  • Snorkel: Snorkels help divers conserve energy and air from your tank while floating on the surface before and after diving. When selecting a snorkel, comfort and breathing ease are the two most important features to check for. Look for one that is between 12-14 inches long. If it is two short, your snorkel will constantly be flooded while in rough seas, but if it is too long, it will be too difficult to breathe through. Some snorkels have a one-way chamber on the top of them to prevent water from getting in.
  • Fins: Fins serve as your main method of propulsion through the water. Using fins both free up a diverís hands and enables them to use larger leg muscles while swimming. Fins come in either a full-foot or heel-strap. Full-foot fins are more common in snorkeling and warm water diving. When using heel-strap fins, divers must wear booties to prevent blisters. Make sure the blade of your fin isnít too long, as itíll be hard to kick and make leg cramps more likely.

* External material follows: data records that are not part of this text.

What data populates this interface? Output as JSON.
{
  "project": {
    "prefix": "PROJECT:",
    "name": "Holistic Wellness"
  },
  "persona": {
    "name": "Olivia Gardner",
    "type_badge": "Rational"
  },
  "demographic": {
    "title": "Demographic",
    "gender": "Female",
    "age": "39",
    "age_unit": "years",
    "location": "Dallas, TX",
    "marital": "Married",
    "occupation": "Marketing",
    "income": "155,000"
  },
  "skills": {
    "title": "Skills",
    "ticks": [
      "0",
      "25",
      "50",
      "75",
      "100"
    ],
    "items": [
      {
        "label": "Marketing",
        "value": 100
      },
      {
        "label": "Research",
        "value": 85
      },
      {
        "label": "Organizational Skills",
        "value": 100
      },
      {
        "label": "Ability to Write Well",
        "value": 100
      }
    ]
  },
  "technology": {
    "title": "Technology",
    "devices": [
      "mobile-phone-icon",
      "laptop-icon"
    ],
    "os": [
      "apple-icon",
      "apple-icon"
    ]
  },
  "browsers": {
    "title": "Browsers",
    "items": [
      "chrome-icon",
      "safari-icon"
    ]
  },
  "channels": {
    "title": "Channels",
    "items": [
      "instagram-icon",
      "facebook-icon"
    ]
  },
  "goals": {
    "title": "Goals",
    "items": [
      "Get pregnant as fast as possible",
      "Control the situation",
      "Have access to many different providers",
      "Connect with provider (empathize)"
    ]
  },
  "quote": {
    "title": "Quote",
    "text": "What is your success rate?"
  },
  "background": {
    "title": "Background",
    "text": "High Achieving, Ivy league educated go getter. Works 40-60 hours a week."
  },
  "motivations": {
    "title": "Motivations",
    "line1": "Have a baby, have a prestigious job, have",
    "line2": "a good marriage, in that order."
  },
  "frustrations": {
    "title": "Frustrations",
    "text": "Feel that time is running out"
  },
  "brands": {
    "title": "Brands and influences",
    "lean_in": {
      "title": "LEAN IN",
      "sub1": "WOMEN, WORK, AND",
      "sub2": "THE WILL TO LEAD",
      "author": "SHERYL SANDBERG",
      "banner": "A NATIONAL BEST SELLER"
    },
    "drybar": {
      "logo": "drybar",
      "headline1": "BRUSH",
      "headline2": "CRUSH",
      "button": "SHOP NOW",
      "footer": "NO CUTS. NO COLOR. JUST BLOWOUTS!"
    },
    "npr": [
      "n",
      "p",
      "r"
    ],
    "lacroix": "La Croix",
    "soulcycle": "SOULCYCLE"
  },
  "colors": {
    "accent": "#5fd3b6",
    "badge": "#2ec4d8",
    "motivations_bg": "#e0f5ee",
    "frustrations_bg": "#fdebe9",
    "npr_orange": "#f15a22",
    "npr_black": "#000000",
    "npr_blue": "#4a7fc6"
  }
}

  • Cylinders: Cylinders also referred to as tanks, allow for a large amount of air compressed in a small space. Cylinders are carried on a diverís back, attached to their buoyancy compensator. Tanks are either made of aluminum or steel. Aluminum is lighter on a diverís back, but more easily damaged, while steel, though more durable, allow for corrosion should water get inside the tank. In the United States, cylinders are regulated by the Department of Transportation. Cylinders are regulated by how many pounds per square inch, or psi, their walls are strong enough to withstand, which is between 1800-4500 psi. Other markings on the shoulder of the tank include their serial number, manufacturer and last hydrostatic testing date. In the US, tanks are visually inspected every year and hydrostatic tested every five years.
  • Weights: Most divers need to wear some form of weight while diving to offset the buoyancy of their body, wetsuit and other dive gear. The most common form is a weight belt, which is a nylon belt through which molded weights are threaded. Integrated weight systems allow divers to put pouches of soft weights directly into their BC. Integrated weight systems are advantageous to weight belts in that the weights canít slide around the diverís body and less pressure is put on the diverís back. I prefer them as they enable me to keep a better trim on my dives. Regardless, one feature both systems must have is a quick release should you need to drop your weights in an emergency situation.
  • Buoyancy Compensator: Commonly shortened to BC, this piece of equipment allows a diver to float at the surface, hover while diving or sink to the bottom on descent. This is done through the power inflator, which attaches to your tank from a hose on your regulator, and either adds or vents air to your BC. All BC must have some form of a dump valve should the power inflator get stuck and air is rapidly filling the BC, as a diver could be carried to the surface faster than the safe ascent rate of 30 feet per minute. BCís come in horse collar, back flotation and jacket style, with the latter being most common.
  • Regulators: The regulator is the actual piece of equipment that a diver breathes off of during their dive. Most common in the US are regulators that attach to the valve on a cylinder via a yoke and yoke screw. The two make a tight seal with the O-ring between the two. In the top part of a regulator, near the yoke and yoke screw, is the first stage, which breaks pressure from the cylinder down to about 150 psi above the tankís surrounding pressure. The air then continues down a low-pressure hose to the second stage. There the air is further reduced to whatever the surrounding ambient pressure or the pressure in the environment. The second stage has a mouthpiece for the diver to breathe off of. Most regulators come with an extra second stage called an octopus, which serves as an alternate air source for either the diver or his or her buddy in an emergency. Regulators also have a power inflator hose for your BC and a submersible pressure gauge that allows the diver to monitor his or her air supply.
  • Assembly and Entry Video:




All information on equipment came from the NAUI Scuba Diver manual.